Visa and MasterCard have agreed to allow merchants to encourage customers to use lower cost credit or debit cards — and potentially provide rebates or discounts for doing so — under a settlement with the U.S. Justice Department announced today. Simultaneously, Justice officials said that an antitrust lawsuit would proceed against a third payment network, American Express, challenging rules that prevent merchants from offering consumers “any cost saving options, such as discounts or rewards, for using less expensive forms of payment.”

Visa Inc., the top credit and debit card payment network, posted its third-quarters profit at $716 million, or 97 cents a share, slipping 2 percent compared to a year ago but beating Wall Street estimates. For its quarter ended June 30, the transactions processing giant exceeded analysts’ expectations of 93 cents per share.

Retailers large and small are closer to a years-long goal of lower “interchange fees” – the per-transaction cost charged by banks on the MasterCard and Visa debit cards used by customers. But under a new compromise, the network card giants got a break by dodging regulation now directed at major banks that issue the debit cards, including Bank of America, JPMorgan Chase, Citigroup and Capital One.

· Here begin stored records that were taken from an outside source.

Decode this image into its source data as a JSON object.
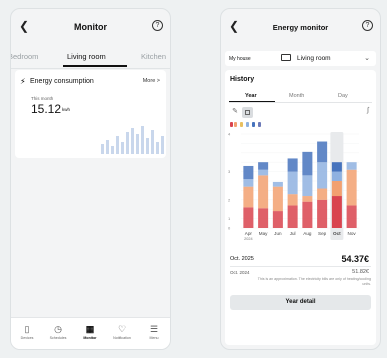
{
  "left": {
    "title": "Monitor",
    "rooms": [
      "Bedroom",
      "Living room",
      "Kitchen"
    ],
    "card": {
      "title": "Energy consumption",
      "more": "More >",
      "period": "This month",
      "value": "15.12",
      "unit": "kwh"
    },
    "tabs": [
      {
        "label": "Devices",
        "icon": "device-icon"
      },
      {
        "label": "Schedules",
        "icon": "schedule-icon"
      },
      {
        "label": "Monitor",
        "icon": "monitor-icon"
      },
      {
        "label": "Notification",
        "icon": "bell-icon"
      },
      {
        "label": "Menu",
        "icon": "menu-icon"
      }
    ]
  },
  "right": {
    "title": "Energy monitor",
    "house": "My house",
    "room": "Living room",
    "history_title": "History",
    "periods": [
      "Year",
      "Month",
      "Day"
    ],
    "selected_label": "Oct. 2025",
    "selected_value": "54.37€",
    "compare_label": "Oct. 2024",
    "compare_value": "51.82€",
    "note": "This is an approximation. The electricity bills are only of heating/cooling units.",
    "button": "Year detail"
  },
  "chart_data": {
    "type": "bar",
    "categories": [
      "Apr",
      "May",
      "Jun",
      "Jul",
      "Aug",
      "Sep",
      "Oct",
      "Nov"
    ],
    "category_sublabels": [
      "2024",
      "",
      "",
      "",
      "",
      "",
      "",
      ""
    ],
    "y_ticks": [
      "4",
      "",
      "",
      "",
      "3",
      "",
      "",
      "2",
      "",
      "1",
      "0"
    ],
    "ylim": [
      0,
      100
    ],
    "stacked": true,
    "selected_category": "Oct",
    "series": [
      {
        "values": [
          22,
          21,
          18,
          24,
          28,
          30,
          34,
          24
        ],
        "color": "#d9444f"
      },
      {
        "values": [
          22,
          35,
          26,
          12,
          6,
          12,
          16,
          38
        ],
        "color": "#f2a070"
      },
      {
        "values": [
          8,
          6,
          5,
          24,
          22,
          28,
          10,
          8
        ],
        "color": "#8fb1e0"
      },
      {
        "values": [
          14,
          8,
          0,
          14,
          25,
          22,
          10,
          0
        ],
        "color": "#4673bd"
      }
    ]
  }
}
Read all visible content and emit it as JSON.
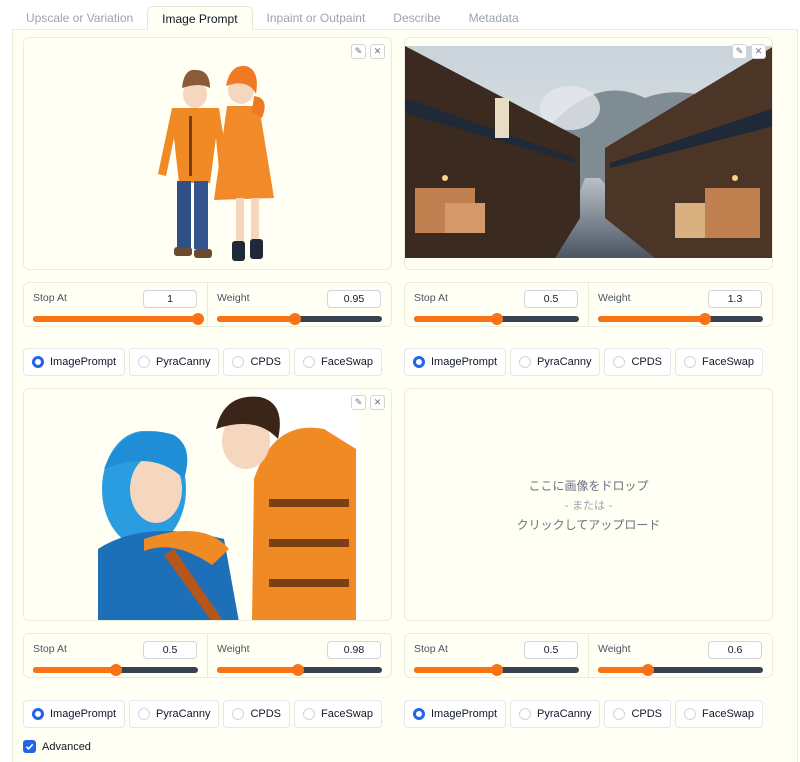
{
  "tabs": [
    {
      "label": "Upscale or Variation"
    },
    {
      "label": "Image Prompt",
      "active": true
    },
    {
      "label": "Inpaint or Outpaint"
    },
    {
      "label": "Describe"
    },
    {
      "label": "Metadata"
    }
  ],
  "slots": [
    {
      "image": "anime-couple-orange-coats",
      "stop_at_label": "Stop At",
      "stop_at": "1",
      "stop_at_fraction": 1.0,
      "weight_label": "Weight",
      "weight": "0.95",
      "weight_fraction": 0.475,
      "types": [
        "ImagePrompt",
        "PyraCanny",
        "CPDS",
        "FaceSwap"
      ],
      "selected": "ImagePrompt"
    },
    {
      "image": "japanese-street-scene",
      "stop_at_label": "Stop At",
      "stop_at": "0.5",
      "stop_at_fraction": 0.5,
      "weight_label": "Weight",
      "weight": "1.3",
      "weight_fraction": 0.65,
      "types": [
        "ImagePrompt",
        "PyraCanny",
        "CPDS",
        "FaceSwap"
      ],
      "selected": "ImagePrompt"
    },
    {
      "image": "anime-blue-hair-and-boy",
      "stop_at_label": "Stop At",
      "stop_at": "0.5",
      "stop_at_fraction": 0.5,
      "weight_label": "Weight",
      "weight": "0.98",
      "weight_fraction": 0.49,
      "types": [
        "ImagePrompt",
        "PyraCanny",
        "CPDS",
        "FaceSwap"
      ],
      "selected": "ImagePrompt"
    },
    {
      "image": null,
      "stop_at_label": "Stop At",
      "stop_at": "0.5",
      "stop_at_fraction": 0.5,
      "weight_label": "Weight",
      "weight": "0.6",
      "weight_fraction": 0.3,
      "types": [
        "ImagePrompt",
        "PyraCanny",
        "CPDS",
        "FaceSwap"
      ],
      "selected": "ImagePrompt"
    }
  ],
  "drop_zone": {
    "line1": "ここに画像をドロップ",
    "line2": "- または -",
    "line3": "クリックしてアップロード"
  },
  "advanced": {
    "label": "Advanced",
    "checked": true
  },
  "icons": {
    "edit": "pencil-icon",
    "close": "close-icon",
    "check": "check-icon"
  },
  "colors": {
    "accent": "#f97316",
    "radio": "#2563eb",
    "panel_bg": "#fffff4"
  }
}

Beginning June 1, credit and debit card processors must have “reasonably designed policies and procedures” in place to detect if U.S. transactions are tied to bets placed with Internet gambling sites, according to a finalized rule by the Federal Reserve. But the intended crackdown on U.S. online wagering that was behind the 2006 law taking effect tomorrow is far from certain as its power to enforce such activity remains vague.